*** Data Section Begins ***

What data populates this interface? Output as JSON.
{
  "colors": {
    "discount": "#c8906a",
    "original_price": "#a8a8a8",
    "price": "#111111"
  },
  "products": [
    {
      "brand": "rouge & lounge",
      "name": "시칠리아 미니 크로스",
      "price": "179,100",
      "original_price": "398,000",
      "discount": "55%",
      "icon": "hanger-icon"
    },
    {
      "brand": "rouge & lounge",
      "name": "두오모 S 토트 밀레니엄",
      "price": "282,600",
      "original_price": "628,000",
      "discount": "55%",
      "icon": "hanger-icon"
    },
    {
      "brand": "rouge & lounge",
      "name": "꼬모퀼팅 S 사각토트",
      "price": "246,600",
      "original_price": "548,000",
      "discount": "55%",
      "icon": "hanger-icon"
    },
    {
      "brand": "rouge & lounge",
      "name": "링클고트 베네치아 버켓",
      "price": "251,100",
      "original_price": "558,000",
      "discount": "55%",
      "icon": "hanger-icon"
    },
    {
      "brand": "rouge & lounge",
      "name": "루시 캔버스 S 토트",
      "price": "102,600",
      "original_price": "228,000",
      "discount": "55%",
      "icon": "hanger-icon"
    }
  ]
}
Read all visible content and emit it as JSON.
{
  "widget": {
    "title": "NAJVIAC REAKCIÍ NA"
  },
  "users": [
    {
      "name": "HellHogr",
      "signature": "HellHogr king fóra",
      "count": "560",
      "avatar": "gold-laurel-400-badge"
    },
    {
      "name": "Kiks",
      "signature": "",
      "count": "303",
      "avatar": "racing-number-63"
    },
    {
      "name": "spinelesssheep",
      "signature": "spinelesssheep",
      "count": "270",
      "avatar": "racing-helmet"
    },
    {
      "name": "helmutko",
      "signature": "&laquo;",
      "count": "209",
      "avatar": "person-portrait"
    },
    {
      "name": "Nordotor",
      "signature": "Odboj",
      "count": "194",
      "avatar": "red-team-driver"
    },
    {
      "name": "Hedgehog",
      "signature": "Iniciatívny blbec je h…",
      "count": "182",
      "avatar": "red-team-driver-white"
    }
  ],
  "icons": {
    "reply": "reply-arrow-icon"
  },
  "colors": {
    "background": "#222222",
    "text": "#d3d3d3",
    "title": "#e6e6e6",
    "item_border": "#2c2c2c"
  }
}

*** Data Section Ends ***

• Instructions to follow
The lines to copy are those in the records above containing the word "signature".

• Answer box
      "signature": "HellHogr king fóra",
      "signature": "",
      "signature": "spinelesssheep",
      "signature": "&laquo;",
      "signature": "Odboj",
      "signature": "Iniciatívny blbec je h…",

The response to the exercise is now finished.